He didn't come back. And it took more than 31 years locate, repatriate, identify and return his remains and those of his friend and navigator-bombardier, Marine Capt. Robert A. Holt, to their families for burial.
"I feel so relieved to know that he definitely has been found," Konstance Lavoo said after the July 19 military memorial ceremony at Arlington (Va.) National Cemetery. "I'm grateful. I felt in my heart that he was safe with God. I didn't feel he was in any pain or agony. And I always felt like I knew where he was."
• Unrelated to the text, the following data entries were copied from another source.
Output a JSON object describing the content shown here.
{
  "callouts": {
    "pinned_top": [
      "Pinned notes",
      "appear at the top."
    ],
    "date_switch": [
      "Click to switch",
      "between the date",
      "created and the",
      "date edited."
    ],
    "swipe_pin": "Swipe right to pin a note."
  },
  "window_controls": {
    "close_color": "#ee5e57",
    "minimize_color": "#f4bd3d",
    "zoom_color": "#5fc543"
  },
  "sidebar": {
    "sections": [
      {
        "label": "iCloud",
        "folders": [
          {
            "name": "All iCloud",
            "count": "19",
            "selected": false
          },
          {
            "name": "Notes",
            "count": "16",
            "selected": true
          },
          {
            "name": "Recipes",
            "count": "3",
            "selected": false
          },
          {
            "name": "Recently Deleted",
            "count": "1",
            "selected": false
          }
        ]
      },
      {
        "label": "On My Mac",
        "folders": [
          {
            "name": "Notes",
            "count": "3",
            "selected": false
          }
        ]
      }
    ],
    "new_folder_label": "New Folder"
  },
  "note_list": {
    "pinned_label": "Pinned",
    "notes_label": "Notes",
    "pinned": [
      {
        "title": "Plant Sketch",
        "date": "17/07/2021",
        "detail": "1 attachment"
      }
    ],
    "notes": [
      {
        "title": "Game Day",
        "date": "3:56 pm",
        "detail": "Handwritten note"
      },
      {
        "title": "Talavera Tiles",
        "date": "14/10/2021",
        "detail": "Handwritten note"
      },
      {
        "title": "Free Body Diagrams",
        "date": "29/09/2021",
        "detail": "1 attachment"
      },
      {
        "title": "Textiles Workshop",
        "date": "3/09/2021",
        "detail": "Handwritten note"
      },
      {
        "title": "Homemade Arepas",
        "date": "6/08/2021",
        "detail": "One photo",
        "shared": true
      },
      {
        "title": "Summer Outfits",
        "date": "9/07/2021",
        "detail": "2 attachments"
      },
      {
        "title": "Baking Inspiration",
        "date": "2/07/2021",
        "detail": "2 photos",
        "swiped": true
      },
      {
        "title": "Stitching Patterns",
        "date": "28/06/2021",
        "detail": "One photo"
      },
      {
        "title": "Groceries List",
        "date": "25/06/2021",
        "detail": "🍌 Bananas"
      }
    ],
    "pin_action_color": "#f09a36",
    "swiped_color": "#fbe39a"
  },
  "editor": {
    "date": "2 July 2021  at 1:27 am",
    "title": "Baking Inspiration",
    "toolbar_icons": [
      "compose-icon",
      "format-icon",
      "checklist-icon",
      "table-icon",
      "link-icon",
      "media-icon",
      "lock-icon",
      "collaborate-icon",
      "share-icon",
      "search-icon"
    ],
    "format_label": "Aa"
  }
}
POW/Missing Personnel Office spokesman Larry Greer said Lavoo and Holt crashed on Sept. 19, 1968, after launching rockets against a target in Quang Binh, North Vietnam. A large explosion reportedly erupted when the jet crashed. According to incident reports, the wingman saw no parachutes, heard no beepers and, along with a tactical control aircraft, made low passes over the wreckage and saw no sign of survivors. An electronic sensor search was fruitless; the enemy presence prevented ground search and rescue efforts.
Human remains and crew-related artifacts were uncovered at the suspected crash area after two years of research and nine months of excavation by U.S. and Vietnamese investigators. They were repatriated in September 1994.
The Army Central Identification Laboratory in Honolulu in April positively identified some remains as Holt's and others as Lavoo's and returned them to the families for burial. There were remains so badly damaged, however, that lab scientists couldn't assign them to either man.
In an unusual twist, the remains of each men were buried in two places. Lavoo's identifiable remains were buried in one Arlington grave. To his side in another grave, the unidentifiable remains from the crash site were buried under a marker with both men's names.
One of Lavoo's 1962 Naval Academy classmates, Rev. William M. Krulak of St. David's Episcopal Church in Baltimore, delivered the eulogy at the Arlington memorial service. A retired Marine Corps Reserve colonel, the minister is the older brother of former Marine Corps commandant Gen. Charles C. Krulak.
"This was a very bittersweet day," Krulak said after the ceremony. "The families have gone on with their lives. They had already said their goodbyes, and yet here's a chance to bring John Lavoo and Bob Holt back to their home and the country they fought and died for, and put them to rest here in this very sacred place."
Clifford Holt, 83, buried his son's identifiable remains in Reading, Mass., about 15 miles north of Boston. "I felt [they] belonged with his mother, who passed away more than 20 years ago," he said.
The elder Holt, of North Port, Fla., attended the Arlington ceremony. He said he was shocked when he received news that his son's remains had been identified. "It brought a partial closure," he said, noting that, from the crash reports, he knew his son hadn't survived. "We didn't think it was practical that he survived, so we had to face reality and live with that."
Lavoo's daughter, Karna, was 2 when he died. She said she was going into labor earlier this year when told her father's remains had been identified.
"It was kind of a shock because analysis of the remains had been going on a few years," the Marshfield, Wis., resident said. "I felt more sadness, because even though I don't know him, I'd always heard about him being a great man. It's hard to think about the potential he never had a chance to pursue."